Dataset rows for apps and sites
________

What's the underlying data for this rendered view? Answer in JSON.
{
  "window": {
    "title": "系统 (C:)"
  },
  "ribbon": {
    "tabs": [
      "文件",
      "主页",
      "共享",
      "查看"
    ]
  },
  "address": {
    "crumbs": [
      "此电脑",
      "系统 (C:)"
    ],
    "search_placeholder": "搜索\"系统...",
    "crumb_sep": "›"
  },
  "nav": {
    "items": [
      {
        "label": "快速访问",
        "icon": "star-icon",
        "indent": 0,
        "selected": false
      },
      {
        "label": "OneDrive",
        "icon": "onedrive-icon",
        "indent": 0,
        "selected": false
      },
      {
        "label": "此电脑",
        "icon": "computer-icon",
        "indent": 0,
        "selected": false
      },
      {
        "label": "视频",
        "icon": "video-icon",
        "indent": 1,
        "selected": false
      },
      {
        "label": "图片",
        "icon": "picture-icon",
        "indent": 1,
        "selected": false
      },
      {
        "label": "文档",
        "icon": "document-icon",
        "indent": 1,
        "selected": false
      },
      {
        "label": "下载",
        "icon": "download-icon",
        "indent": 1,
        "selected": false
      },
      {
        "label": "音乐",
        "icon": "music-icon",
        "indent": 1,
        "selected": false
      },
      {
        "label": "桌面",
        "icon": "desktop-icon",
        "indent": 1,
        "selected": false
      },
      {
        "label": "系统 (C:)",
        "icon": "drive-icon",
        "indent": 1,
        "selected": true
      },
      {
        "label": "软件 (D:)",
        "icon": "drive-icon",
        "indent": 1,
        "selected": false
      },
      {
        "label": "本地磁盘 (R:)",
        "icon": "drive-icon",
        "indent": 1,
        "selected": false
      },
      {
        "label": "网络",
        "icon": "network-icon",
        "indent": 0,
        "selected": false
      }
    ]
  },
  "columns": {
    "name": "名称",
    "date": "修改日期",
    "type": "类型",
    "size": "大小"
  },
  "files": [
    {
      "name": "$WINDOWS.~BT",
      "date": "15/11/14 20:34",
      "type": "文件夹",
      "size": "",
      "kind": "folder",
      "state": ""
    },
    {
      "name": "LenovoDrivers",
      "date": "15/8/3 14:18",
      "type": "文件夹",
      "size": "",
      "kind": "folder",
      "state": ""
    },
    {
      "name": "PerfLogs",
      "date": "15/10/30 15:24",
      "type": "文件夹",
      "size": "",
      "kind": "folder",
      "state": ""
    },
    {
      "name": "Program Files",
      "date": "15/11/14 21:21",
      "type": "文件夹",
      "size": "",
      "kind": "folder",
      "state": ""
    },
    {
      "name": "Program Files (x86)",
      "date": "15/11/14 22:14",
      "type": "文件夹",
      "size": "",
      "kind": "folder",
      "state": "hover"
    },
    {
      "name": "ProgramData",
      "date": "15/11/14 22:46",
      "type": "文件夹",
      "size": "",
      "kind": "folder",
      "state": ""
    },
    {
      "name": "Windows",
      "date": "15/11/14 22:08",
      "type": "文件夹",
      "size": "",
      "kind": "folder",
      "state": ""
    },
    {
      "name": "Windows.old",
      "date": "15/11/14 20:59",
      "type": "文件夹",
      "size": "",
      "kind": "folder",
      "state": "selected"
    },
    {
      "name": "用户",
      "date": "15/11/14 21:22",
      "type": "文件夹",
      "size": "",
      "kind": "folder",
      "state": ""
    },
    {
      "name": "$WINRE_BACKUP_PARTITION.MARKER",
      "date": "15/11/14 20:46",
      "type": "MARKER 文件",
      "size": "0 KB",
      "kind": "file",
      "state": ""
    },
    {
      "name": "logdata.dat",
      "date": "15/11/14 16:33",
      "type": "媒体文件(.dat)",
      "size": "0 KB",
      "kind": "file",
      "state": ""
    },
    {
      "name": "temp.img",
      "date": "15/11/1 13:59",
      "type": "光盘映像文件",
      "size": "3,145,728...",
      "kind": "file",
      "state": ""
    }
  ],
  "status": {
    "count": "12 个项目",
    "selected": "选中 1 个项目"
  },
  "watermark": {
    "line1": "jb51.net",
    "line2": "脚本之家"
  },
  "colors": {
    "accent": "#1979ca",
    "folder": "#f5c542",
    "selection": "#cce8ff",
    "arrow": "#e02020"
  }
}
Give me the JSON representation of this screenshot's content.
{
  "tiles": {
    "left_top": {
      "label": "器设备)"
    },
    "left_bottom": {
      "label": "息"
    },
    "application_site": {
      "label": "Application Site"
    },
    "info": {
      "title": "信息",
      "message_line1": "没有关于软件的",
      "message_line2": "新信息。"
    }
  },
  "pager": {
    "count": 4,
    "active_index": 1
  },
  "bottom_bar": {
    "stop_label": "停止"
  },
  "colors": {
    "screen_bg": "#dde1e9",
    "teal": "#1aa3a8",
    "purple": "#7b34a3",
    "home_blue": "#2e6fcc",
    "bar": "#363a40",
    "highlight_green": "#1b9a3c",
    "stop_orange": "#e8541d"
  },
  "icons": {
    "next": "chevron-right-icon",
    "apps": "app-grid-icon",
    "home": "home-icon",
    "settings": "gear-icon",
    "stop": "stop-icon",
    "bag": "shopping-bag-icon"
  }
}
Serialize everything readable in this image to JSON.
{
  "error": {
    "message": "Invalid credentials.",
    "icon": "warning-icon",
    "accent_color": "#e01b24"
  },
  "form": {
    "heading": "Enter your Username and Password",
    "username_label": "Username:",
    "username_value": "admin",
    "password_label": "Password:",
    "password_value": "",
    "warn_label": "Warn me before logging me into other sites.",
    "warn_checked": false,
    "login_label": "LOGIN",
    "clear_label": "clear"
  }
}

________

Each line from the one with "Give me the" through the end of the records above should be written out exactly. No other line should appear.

Give me the JSON representation of this screenshot's content.
{
  "tiles": {
    "left_top": {
      "label": "器设备)"
    },
    "left_bottom": {
      "label": "息"
    },
    "application_site": {
      "label": "Application Site"
    },
    "info": {
      "title": "信息",
      "message_line1": "没有关于软件的",
      "message_line2": "新信息。"
    }
  },
  "pager": {
    "count": 4,
    "active_index": 1
  },
  "bottom_bar": {
    "stop_label": "停止"
  },
  "colors": {
    "screen_bg": "#dde1e9",
    "teal": "#1aa3a8",
    "purple": "#7b34a3",
    "home_blue": "#2e6fcc",
    "bar": "#363a40",
    "highlight_green": "#1b9a3c",
    "stop_orange": "#e8541d"
  },
  "icons": {
    "next": "chevron-right-icon",
    "apps": "app-grid-icon",
    "home": "home-icon",
    "settings": "gear-icon",
    "stop": "stop-icon",
    "bag": "shopping-bag-icon"
  }
}
Serialize everything readable in this image to JSON.
{
  "error": {
    "message": "Invalid credentials.",
    "icon": "warning-icon",
    "accent_color": "#e01b24"
  },
  "form": {
    "heading": "Enter your Username and Password",
    "username_label": "Username:",
    "username_value": "admin",
    "password_label": "Password:",
    "password_value": "",
    "warn_label": "Warn me before logging me into other sites.",
    "warn_checked": false,
    "login_label": "LOGIN",
    "clear_label": "clear"
  }
}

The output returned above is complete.